That is the topic of my latest Bloomberg column, or use this link https://www.bloomberg.com/opinion/articles/2021-07-27/america-s-covid-policies-are-a-contradictory-mess, some of it you already have heard here from me and from Alex. Excerpt:
The delta variant is sweeping the U.S., and it is significantly more infectious, yet the Centers for Disease Control doesn’t have the data tools to know whether this is an early, middle or late stage of an outbreak. This is after a year and a half of a pandemic that has killed more than 600,000 Americans.
Have you ever wondered whether the U.S. will do better “next time”? Well, the next time is now — and the country is still flailing across some significant dimensions. The inability to do the simple “right thing” is troubling for a number of reasons.
First, when it comes to vaccines, these are bad decisions in their own right — and they are costing human lives, jobs, and economic output.
But the problems run even deeper. In some ways the U.S. is like a basketball player who cannot make a shot from 10 feet. That is almost always a sign that more complex plays are also going awry, even if this can’t always be spotted by outsiders.

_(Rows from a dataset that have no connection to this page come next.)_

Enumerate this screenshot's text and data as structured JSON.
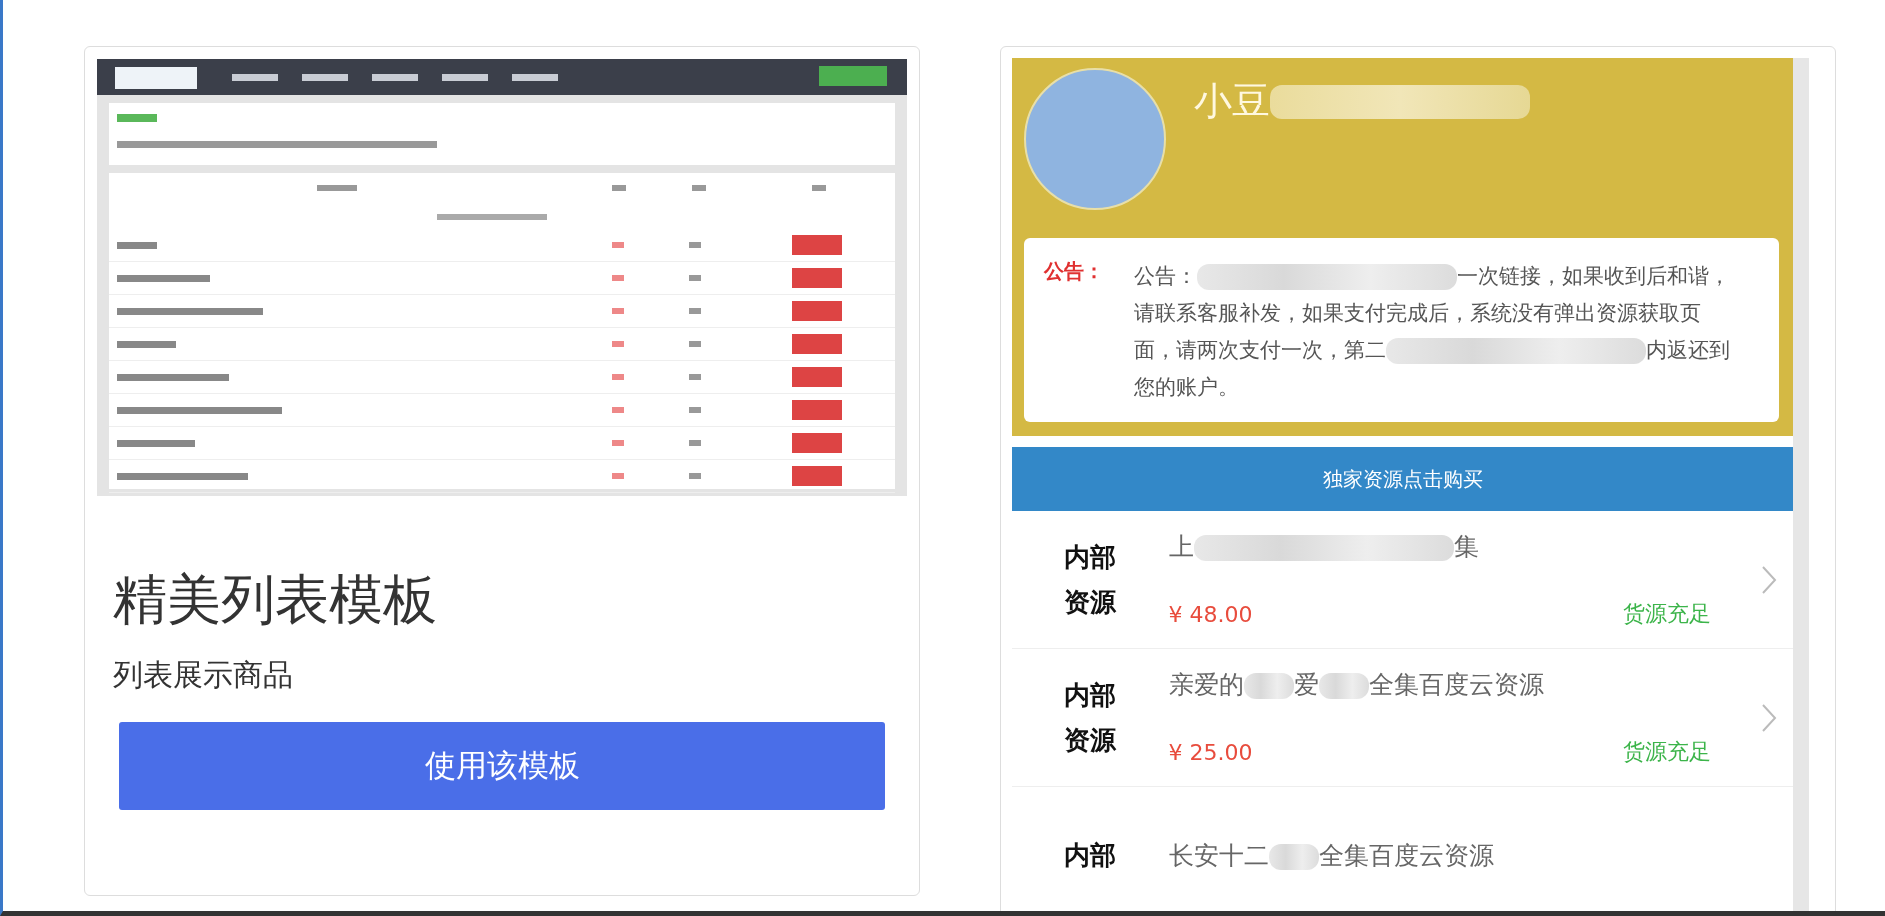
{
  "template_card": {
    "title": "精美列表模板",
    "subtitle": "列表展示商品",
    "button": "使用该模板"
  },
  "preview": {
    "user_name": [
      {
        "kind": "text",
        "text": "小豆"
      },
      {
        "kind": "redacted",
        "long": true
      }
    ],
    "notice": {
      "label": "公告：",
      "segments": [
        {
          "kind": "text",
          "text": "公告："
        },
        {
          "kind": "redacted",
          "long": true
        },
        {
          "kind": "text",
          "text": "一次链接，如果收到后和谐，请联系客服补发，如果支付完成后，系统没有弹出资源获取页面，请两次支付一次，第二"
        },
        {
          "kind": "redacted",
          "long": true
        },
        {
          "kind": "text",
          "text": "内返还到您的账户。"
        }
      ]
    },
    "buy_bar": "独家资源点击购买",
    "items": [
      {
        "badge": "内部资源",
        "title": [
          {
            "kind": "text",
            "text": "上"
          },
          {
            "kind": "redacted",
            "long": true
          },
          {
            "kind": "text",
            "text": "集"
          }
        ],
        "price": "¥ 48.00",
        "stock": "货源充足"
      },
      {
        "badge": "内部资源",
        "title": [
          {
            "kind": "text",
            "text": "亲爱的"
          },
          {
            "kind": "redacted",
            "long": false
          },
          {
            "kind": "text",
            "text": "爱"
          },
          {
            "kind": "redacted",
            "long": false
          },
          {
            "kind": "text",
            "text": "全集百度云资源"
          }
        ],
        "price": "¥ 25.00",
        "stock": "货源充足"
      },
      {
        "badge": "内部",
        "title": [
          {
            "kind": "text",
            "text": "长安十二"
          },
          {
            "kind": "redacted",
            "long": false
          },
          {
            "kind": "text",
            "text": "全集百度云资源"
          }
        ]
      }
    ]
  }
}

Perhaps most important, there is a cascading effect: If you can’t get the simple things right, your capabilities are likely to deteriorate even further. The smartest people in the government lose their morale and move on. For those who remain, self-fulfilling feelings of defeat set in. The U.S. government also loses credibility abroad, in this case most notably with European governments that are (with possible restrictions) letting U.S. citizens into their countries.